Bernard Chazelle (graduate of École des Mines de Paris, PhD Yale) has been professor at Princeton University since 1986, where he holds the Eugene Higgins chair in Computer Science.

As Director of the NSF Center for Computational Intractability, his research focuses on algorithms and complexity. He has been a visiting professor at École Normale Supérieure (ENS) Ulm, École Polytechnique, University of Paris-Sud, and INRIA. He spent many years as a consultant for Xerox PARC, DEC SRC, NEC Research, (where he chaired the Board of Fellows) and Tsinghua University in Beijing. He is, or was, member of the Scientific Committee at ENS Ulm, École Polytechnique, and the Institut Henri Poincaré. He is also a member of the American Academy of Arts and Sciences and the European Academy of Sciences, ACM Fellow, Guggenheim Fellow, and winner of several awards from the SIAM mathematical society.
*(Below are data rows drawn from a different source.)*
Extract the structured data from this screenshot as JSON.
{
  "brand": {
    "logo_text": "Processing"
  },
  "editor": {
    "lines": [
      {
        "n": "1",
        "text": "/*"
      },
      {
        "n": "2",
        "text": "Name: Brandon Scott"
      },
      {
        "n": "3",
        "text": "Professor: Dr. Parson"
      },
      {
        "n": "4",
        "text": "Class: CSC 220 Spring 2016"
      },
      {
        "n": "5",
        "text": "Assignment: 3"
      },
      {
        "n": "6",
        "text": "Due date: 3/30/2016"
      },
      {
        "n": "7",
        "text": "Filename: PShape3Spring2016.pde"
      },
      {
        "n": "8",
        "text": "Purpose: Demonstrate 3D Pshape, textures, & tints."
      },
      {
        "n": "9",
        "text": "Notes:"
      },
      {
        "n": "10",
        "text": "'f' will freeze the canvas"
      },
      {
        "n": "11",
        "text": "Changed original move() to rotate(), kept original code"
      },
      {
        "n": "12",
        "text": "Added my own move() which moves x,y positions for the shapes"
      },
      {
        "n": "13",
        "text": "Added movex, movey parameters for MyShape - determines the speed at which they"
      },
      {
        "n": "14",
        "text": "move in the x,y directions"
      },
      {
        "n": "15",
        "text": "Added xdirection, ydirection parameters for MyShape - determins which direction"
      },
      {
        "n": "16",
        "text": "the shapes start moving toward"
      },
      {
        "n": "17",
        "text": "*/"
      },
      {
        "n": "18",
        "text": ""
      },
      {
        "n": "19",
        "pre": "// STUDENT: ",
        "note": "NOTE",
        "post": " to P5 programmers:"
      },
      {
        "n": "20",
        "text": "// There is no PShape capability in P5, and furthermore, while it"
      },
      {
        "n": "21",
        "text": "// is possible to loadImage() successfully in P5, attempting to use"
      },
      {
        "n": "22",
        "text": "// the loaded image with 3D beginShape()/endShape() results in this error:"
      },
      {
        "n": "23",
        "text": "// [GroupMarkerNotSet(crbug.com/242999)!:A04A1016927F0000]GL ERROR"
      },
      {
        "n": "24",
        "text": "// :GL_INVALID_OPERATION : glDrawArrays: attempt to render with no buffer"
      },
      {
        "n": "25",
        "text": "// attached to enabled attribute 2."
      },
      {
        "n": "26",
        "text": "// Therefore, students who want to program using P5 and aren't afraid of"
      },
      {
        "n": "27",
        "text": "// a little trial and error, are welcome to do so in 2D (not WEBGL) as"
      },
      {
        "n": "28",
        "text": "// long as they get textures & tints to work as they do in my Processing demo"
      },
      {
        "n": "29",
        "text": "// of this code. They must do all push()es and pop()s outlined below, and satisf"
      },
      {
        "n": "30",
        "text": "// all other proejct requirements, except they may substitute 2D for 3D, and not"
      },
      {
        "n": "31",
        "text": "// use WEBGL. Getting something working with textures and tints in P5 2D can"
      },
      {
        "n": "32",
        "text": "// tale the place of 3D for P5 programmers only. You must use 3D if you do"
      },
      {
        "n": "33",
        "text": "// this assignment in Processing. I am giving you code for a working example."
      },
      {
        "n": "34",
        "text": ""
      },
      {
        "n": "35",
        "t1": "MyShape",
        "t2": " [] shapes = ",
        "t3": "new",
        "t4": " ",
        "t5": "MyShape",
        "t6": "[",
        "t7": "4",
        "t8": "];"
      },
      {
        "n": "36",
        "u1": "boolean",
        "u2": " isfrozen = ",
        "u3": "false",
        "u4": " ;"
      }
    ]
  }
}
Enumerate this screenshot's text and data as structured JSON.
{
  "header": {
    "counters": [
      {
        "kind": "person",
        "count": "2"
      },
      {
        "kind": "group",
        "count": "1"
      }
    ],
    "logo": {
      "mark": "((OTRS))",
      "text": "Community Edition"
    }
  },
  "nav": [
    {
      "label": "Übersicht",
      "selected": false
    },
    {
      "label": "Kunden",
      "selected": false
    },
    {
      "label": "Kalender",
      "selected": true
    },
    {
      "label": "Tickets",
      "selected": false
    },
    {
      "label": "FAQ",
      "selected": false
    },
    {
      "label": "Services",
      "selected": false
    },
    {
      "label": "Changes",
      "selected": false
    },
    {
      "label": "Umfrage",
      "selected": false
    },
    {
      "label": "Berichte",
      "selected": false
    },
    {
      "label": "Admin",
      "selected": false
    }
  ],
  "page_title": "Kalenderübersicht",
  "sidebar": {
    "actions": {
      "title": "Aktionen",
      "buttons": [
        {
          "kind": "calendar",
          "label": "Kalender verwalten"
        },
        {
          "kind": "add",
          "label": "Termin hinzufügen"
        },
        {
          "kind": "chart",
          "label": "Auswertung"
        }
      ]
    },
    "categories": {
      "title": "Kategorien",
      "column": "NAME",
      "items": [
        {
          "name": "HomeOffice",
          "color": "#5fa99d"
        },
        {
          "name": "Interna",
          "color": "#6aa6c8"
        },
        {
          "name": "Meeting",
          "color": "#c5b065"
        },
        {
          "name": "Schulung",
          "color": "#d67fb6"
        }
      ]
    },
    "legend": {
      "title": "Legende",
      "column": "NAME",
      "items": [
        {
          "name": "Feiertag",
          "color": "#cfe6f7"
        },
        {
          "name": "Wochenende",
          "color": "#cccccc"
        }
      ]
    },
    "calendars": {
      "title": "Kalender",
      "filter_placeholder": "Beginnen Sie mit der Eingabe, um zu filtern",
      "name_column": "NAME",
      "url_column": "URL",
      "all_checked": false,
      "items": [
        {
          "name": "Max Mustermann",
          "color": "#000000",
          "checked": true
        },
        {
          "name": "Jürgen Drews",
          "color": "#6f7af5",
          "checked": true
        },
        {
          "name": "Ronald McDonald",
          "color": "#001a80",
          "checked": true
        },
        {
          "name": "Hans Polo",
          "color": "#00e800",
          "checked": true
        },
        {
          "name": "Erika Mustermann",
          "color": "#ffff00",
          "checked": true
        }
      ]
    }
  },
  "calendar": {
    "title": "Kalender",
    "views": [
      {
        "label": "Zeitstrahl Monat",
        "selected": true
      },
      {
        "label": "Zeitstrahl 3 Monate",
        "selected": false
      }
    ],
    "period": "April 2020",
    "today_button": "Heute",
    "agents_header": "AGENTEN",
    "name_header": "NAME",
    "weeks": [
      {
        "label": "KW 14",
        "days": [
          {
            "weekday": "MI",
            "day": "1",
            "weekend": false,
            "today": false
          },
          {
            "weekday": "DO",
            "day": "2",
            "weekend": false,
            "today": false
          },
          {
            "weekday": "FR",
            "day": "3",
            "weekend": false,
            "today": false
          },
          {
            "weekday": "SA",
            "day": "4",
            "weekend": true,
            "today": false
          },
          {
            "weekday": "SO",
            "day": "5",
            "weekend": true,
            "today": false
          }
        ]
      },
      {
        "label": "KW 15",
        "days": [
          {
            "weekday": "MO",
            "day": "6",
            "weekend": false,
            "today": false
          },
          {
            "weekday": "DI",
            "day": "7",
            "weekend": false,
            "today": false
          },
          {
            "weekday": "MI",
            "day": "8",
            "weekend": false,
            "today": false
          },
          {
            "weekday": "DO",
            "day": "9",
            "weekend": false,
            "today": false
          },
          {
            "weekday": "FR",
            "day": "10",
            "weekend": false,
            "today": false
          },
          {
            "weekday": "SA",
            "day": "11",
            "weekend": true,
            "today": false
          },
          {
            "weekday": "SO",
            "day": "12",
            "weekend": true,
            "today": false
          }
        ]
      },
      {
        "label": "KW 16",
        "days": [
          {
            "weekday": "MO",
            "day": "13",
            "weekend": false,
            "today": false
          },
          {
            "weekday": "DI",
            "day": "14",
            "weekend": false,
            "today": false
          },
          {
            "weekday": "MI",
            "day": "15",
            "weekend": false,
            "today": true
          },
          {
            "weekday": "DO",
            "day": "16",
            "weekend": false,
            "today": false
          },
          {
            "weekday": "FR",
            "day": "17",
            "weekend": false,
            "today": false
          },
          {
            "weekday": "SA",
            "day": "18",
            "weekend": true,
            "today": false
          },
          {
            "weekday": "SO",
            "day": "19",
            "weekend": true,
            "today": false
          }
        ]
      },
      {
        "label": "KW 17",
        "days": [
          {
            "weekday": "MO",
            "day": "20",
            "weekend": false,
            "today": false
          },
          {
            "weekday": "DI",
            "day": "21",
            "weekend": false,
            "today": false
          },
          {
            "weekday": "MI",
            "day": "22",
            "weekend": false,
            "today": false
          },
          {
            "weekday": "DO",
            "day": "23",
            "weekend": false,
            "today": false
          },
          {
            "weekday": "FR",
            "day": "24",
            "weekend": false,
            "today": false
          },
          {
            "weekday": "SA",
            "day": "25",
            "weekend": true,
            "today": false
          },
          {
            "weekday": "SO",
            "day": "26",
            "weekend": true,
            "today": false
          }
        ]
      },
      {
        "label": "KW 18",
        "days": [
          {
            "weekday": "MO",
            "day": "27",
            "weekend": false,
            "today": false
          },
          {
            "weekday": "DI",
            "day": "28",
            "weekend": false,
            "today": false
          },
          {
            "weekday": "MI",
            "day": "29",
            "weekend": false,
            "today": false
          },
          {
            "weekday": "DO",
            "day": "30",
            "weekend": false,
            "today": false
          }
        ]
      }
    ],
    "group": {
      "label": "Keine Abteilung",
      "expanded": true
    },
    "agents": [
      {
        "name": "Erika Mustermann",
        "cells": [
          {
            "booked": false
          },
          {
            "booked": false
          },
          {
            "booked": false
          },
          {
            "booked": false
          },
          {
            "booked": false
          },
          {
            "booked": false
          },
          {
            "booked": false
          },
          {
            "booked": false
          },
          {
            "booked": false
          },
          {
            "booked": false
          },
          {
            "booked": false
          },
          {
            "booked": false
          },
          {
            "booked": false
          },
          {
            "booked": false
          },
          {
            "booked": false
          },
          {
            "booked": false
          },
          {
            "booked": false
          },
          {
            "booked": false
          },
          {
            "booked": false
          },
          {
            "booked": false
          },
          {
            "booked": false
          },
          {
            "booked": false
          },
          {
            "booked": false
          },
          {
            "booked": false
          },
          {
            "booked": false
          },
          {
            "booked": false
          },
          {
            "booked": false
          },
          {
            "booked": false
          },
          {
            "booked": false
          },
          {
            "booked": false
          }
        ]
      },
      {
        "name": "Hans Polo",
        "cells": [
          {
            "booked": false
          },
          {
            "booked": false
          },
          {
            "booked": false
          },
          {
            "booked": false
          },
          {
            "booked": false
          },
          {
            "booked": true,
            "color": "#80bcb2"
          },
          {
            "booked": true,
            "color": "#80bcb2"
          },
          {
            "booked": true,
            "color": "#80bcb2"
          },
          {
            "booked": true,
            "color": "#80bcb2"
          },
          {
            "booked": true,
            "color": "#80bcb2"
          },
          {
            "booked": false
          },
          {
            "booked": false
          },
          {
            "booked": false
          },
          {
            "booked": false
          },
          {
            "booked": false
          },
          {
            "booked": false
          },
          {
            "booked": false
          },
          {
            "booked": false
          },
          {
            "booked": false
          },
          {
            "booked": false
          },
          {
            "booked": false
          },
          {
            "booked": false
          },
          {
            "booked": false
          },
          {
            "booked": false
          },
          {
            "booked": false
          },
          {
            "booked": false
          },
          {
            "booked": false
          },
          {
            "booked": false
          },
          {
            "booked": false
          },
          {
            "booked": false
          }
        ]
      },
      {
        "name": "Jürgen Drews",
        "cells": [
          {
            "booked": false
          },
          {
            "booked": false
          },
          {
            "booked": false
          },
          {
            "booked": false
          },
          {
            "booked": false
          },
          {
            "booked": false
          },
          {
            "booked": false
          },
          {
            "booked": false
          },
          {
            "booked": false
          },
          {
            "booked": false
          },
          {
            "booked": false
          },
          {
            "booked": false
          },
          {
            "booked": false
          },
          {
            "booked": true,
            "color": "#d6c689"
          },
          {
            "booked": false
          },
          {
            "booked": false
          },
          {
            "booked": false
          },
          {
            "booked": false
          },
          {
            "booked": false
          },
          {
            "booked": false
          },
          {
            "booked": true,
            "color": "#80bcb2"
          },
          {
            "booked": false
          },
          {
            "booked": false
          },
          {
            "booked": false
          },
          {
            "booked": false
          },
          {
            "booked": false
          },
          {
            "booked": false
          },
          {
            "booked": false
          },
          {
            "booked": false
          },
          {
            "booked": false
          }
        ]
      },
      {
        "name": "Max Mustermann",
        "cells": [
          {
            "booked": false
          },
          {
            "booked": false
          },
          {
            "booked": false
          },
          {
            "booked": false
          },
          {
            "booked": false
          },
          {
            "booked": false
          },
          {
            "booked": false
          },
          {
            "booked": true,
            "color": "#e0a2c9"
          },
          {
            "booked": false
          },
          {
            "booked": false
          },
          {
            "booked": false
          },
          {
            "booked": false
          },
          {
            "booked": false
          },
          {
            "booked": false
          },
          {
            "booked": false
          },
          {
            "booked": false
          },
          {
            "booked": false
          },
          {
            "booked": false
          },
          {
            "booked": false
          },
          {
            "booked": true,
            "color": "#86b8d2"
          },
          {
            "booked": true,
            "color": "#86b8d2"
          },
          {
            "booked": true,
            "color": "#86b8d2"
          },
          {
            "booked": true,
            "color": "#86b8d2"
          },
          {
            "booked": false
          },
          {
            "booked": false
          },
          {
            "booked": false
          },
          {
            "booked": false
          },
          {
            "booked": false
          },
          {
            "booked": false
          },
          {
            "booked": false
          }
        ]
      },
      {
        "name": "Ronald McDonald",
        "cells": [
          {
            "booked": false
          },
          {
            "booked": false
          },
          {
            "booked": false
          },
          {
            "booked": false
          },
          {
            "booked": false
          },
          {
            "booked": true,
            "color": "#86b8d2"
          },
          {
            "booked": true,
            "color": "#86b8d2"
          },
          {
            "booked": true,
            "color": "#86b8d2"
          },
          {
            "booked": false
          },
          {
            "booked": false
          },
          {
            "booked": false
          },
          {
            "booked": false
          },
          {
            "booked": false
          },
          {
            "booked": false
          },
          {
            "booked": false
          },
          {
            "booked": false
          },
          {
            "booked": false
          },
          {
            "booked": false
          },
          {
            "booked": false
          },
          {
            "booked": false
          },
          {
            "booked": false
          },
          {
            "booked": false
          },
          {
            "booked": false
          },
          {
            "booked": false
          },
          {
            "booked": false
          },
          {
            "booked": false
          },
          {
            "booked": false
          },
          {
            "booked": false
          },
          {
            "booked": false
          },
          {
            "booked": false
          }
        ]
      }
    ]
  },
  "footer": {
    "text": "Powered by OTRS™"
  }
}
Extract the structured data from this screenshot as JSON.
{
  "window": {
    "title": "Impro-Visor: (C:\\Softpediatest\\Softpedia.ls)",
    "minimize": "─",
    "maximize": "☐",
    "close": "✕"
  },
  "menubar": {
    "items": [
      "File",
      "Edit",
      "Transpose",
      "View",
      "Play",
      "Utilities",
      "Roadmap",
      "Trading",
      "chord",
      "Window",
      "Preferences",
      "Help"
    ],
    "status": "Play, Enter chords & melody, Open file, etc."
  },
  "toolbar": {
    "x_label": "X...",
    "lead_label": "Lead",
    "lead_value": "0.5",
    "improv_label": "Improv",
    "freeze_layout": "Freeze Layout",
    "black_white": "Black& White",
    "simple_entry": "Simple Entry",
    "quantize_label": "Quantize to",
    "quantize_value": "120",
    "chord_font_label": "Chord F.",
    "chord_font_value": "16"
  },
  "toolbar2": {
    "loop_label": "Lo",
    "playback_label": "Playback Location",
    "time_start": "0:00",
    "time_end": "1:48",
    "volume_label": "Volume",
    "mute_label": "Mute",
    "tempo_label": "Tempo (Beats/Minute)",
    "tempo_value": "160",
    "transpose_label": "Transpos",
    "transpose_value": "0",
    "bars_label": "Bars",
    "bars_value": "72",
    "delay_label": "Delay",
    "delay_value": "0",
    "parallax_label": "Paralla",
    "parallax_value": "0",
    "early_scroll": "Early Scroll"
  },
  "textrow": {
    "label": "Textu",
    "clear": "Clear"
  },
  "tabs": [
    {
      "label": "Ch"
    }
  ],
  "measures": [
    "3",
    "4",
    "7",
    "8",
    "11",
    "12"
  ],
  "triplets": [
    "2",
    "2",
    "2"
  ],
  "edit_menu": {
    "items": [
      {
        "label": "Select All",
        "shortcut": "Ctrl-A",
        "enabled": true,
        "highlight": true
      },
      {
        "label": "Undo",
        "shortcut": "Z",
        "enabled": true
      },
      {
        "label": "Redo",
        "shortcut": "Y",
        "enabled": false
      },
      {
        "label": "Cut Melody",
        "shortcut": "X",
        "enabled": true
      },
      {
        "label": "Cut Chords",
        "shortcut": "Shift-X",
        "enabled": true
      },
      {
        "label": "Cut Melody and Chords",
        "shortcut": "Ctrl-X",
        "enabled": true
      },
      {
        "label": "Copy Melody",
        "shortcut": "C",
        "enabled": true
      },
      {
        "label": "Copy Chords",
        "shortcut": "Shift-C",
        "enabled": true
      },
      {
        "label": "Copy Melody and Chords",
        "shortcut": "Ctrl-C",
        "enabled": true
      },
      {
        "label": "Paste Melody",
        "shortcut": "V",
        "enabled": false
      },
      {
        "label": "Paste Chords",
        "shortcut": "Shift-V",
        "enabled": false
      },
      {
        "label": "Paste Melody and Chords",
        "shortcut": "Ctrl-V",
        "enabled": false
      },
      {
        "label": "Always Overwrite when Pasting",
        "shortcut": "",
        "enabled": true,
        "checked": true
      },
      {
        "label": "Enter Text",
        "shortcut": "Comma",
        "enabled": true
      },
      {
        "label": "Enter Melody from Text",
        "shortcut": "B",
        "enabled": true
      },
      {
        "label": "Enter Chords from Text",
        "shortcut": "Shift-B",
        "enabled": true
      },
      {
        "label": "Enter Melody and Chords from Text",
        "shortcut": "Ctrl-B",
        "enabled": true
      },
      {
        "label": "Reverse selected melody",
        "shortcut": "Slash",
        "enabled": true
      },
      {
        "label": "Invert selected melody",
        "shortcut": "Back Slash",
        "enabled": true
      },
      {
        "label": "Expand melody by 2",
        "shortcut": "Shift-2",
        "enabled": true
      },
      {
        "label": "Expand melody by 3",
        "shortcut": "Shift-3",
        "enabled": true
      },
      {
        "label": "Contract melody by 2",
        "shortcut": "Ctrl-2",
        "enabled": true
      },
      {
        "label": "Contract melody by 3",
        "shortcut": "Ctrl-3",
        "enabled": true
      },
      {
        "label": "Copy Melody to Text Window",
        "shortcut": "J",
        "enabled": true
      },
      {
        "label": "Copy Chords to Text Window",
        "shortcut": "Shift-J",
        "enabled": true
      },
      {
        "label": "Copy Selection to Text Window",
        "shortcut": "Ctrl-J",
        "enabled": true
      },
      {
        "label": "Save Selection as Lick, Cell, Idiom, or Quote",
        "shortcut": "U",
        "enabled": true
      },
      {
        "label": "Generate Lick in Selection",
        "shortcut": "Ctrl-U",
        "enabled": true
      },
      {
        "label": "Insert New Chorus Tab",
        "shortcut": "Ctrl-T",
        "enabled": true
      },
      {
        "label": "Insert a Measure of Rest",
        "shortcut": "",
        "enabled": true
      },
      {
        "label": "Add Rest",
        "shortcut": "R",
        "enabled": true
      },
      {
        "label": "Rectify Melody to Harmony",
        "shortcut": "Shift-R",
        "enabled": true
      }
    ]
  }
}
A pioneering figure in computational geometry, Bernard Chazelle is known for his resolution of a number of longstanding open questions in the field. His research has also led him to investigate the role of randomness in computing, a subject he took up in his book, The Discrepancy Method: Randomness and Complexity. In the last few years, his efforts have focused on “natural algorithms,” with the aim of building a bridge between dynamical systems and algorithms from the living world. Professor Chazelle takes pride in having taught the very first “Integrated Science” program at Princeton University, together with colleagues from physics and biology.